South Korea is apparently facing growing pressure to join the U.S.-led global missile shield program, which could sour its ties with China and Russia.
Top Washington defense officials have talked of the need to step up bilateral missile cooperation as they are visiting Seoul for consultations over the planned transfer of wartime operational control and other pending security issues.
Washington has apparently wanted Seoul to join its multilayered missile defense program so that it can connect Japan and other regional partners under the network to counter missile threats from potential adversaries.
But Seoul has remained reluctant to participate in it as it could undermine its relations with Beijing, Pyongyang and others that the U.S. program could target in case of a contingency. Instead, it has been working on establishing a separate low-tier defense system to counter North Korean threats.
During his meeting with his South Korean counterpart Gen. Jung Seung-jo on Monday, U.S. Joint Chiefs of Staff Chairman Gen. Martin Dempsey said given the threat that North Korean ballistic missiles pose to the peninsula and the region, the Joint Integrated Missile Defense System has become more important.
“As the capabilities of the North have changed, we have to change right along with them,” he said during the Military Committee Meeting held in Seoul. “In fact, we try to change before they change.”
On his flight to Seoul last week, U.S. Defense Secretary Chuck Hagel also echoed his view, saying missile defense is one of the “big ones” that Seoul should focus on as it prepares for the transfer of wartime operational control.
“Obviously missile defense is a huge part of this. ISR ― intelligence surveillance, reconnaissance ― and command and control is a very big part of all this,” he told reporters on his flight to Seoul.
Hagel touched down in Seoul on Sunday for a four-day trip that would include his attendance at the allies’ annual Security Consultative Meeting, where Seoul’s request to reconsider the timing of the OPCON transfer currently slated for December 2015 is expected to top the agenda.
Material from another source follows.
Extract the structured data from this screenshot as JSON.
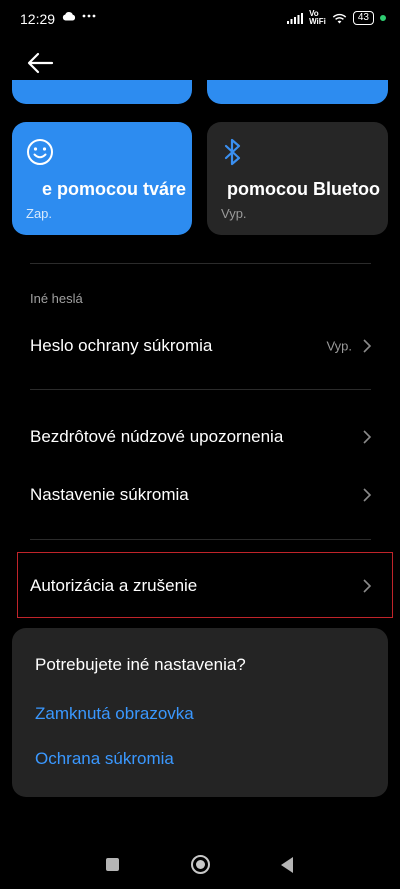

Some observers raised speculation that Washington officials could renew their calls for Seoul to join its missile defense network and link the issue to the consultations over the proposed delay in the OPCON handover.
Other analysts, however, said Washington might not push for it in consideration of the public sentiment against Seoul’s participation in the U.S. missile defense program.
Stressing that the allies have never had any official talks over whether to join the U.S. program, Seoul has been working on establishing its own missile shield specifically designed for Korean terrain features and security conditions.
The South’s envisioned program is called Korea Air and Missile Defense. Seoul’s lack of crucial intelligence assets for the KAMD including a military satellite is cited as the major problem for its development and operation.
Talk of the allies’ missile defense cooperation has emerged as Seoul has sought to enhance relations with Beijing, which observers say have been undermined due to the previous Lee Myung-bak government’s focus on the Korea-U.S. partnership.
Some analysts say the recent development in Seoul-Beijing relations may not be welcomed by Washington as the U.S. seeks to strengthen military and diplomatic ties with its core allies such as Japan and South Korea amid the rise of China.
For Washington, strengthening the trilateral security network of the alliances with Seoul and Tokyo is crucial.
But Seoul and Tokyo have been estranged as Japanese right-wing politicians refuse to fully atone for their country’s wartime atrocities and step up its territorial claim to Dokdo islets in the East Sea.
By Song Sang-ho (email@example.com